# Required work
Every line with the string "just" should be copied from the data.

START Dataset excerpts

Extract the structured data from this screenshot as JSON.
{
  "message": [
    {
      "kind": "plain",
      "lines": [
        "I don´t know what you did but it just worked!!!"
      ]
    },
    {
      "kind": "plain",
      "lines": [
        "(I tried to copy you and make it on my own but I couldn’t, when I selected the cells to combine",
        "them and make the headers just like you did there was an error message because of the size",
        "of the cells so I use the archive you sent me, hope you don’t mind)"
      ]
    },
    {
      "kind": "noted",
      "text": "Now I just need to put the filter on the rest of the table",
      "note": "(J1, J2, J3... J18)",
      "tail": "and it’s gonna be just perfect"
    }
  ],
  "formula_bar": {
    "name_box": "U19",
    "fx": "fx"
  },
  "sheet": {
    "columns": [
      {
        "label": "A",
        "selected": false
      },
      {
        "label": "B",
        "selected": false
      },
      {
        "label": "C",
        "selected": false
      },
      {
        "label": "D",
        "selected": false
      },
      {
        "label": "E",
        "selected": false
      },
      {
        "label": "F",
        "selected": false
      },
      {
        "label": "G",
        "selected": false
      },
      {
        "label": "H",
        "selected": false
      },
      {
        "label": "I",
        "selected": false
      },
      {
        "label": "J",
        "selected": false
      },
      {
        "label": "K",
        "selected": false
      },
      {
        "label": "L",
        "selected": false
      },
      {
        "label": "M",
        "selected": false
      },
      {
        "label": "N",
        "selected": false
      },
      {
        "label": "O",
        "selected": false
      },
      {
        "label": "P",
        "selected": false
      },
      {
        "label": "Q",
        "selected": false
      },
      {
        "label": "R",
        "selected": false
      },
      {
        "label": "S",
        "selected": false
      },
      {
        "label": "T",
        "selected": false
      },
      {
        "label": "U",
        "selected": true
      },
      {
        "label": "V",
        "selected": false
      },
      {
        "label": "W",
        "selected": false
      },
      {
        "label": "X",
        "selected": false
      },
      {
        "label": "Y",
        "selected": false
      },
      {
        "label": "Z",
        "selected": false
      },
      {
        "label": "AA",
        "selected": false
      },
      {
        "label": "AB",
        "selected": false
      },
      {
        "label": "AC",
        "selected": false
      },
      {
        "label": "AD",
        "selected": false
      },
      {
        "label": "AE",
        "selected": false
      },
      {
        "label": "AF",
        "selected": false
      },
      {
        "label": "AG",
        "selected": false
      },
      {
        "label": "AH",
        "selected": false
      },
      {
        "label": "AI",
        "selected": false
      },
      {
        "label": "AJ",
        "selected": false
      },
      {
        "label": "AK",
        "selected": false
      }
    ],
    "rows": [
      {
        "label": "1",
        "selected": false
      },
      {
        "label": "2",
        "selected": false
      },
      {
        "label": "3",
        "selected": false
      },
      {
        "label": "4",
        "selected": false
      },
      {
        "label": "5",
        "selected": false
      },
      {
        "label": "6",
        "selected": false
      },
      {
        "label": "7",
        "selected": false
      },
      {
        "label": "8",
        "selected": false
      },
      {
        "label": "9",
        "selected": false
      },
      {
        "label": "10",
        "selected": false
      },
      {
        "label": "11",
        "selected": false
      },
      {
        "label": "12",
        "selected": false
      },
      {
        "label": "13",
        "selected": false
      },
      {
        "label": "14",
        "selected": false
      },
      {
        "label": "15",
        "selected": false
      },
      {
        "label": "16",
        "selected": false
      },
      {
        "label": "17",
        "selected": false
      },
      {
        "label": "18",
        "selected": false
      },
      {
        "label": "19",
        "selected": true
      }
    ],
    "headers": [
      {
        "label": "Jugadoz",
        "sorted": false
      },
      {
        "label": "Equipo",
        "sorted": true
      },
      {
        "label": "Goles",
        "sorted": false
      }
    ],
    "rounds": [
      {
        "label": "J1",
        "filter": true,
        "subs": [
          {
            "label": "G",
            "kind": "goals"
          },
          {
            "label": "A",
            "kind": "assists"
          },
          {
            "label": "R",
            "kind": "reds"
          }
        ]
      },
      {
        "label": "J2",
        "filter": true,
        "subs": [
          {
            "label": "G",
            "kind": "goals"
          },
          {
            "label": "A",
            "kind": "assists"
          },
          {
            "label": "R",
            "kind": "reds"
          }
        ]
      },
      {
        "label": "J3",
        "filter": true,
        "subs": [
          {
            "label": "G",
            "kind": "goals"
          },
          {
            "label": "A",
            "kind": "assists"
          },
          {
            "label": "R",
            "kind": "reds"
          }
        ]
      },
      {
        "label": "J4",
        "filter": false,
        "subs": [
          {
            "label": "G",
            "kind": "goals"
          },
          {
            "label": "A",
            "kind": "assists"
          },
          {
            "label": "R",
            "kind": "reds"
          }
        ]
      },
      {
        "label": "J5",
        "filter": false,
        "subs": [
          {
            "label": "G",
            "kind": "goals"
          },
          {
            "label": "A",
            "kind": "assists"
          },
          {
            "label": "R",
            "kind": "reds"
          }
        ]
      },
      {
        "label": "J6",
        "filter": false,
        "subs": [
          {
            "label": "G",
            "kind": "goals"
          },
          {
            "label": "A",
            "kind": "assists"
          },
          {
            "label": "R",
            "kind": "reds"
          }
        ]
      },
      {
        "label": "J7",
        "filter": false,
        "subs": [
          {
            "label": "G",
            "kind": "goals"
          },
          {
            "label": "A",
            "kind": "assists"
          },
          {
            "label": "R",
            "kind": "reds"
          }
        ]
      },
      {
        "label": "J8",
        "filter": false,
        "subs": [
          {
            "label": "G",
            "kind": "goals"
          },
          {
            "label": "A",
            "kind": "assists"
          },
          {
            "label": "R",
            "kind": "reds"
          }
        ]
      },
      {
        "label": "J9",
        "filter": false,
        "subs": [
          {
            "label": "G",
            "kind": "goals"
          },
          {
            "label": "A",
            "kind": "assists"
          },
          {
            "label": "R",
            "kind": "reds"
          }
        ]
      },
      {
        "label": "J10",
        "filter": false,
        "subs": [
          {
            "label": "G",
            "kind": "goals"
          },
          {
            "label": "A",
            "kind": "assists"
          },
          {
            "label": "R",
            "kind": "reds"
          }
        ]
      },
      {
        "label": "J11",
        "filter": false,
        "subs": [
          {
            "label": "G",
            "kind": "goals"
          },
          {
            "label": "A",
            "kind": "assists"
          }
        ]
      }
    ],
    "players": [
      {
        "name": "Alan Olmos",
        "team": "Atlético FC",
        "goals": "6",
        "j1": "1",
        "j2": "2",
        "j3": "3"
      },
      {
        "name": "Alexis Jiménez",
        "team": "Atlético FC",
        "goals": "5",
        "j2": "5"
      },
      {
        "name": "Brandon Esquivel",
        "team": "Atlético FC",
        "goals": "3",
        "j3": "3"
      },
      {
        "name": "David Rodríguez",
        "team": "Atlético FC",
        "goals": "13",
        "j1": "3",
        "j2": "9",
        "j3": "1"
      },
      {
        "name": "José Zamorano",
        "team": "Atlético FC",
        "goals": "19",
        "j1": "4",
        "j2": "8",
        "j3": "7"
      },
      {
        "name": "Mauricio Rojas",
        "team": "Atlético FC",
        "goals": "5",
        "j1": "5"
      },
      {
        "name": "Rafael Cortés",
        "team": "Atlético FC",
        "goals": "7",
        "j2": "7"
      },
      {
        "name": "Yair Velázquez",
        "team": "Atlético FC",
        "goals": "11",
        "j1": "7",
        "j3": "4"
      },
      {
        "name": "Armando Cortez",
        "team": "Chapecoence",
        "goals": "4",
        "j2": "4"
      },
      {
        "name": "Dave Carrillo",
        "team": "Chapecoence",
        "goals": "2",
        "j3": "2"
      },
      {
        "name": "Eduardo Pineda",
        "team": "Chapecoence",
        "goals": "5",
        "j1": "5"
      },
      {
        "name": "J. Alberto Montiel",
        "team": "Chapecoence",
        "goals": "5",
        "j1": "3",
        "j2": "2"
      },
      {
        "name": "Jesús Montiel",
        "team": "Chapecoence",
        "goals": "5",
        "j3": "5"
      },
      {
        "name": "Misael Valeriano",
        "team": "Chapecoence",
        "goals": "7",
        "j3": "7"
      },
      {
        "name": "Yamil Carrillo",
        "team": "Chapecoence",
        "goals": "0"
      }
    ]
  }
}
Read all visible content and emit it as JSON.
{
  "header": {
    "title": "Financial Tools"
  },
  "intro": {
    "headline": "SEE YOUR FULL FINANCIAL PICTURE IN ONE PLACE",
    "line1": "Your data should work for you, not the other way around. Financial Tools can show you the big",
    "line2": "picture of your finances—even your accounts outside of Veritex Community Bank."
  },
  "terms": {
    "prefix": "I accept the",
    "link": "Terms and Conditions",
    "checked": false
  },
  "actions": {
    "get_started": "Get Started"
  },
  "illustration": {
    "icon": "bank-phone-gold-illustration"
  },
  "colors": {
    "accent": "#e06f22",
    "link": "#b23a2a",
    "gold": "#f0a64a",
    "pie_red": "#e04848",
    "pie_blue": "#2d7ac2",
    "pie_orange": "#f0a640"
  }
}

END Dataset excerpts

# Result of this task
        "I don´t know what you did but it just worked!!!"
        "them and make the headers just like you did there was an error message because of the size",
      "text": "Now I just need to put the filter on the rest of the table",
      "tail": "and it’s gonna be just perfect"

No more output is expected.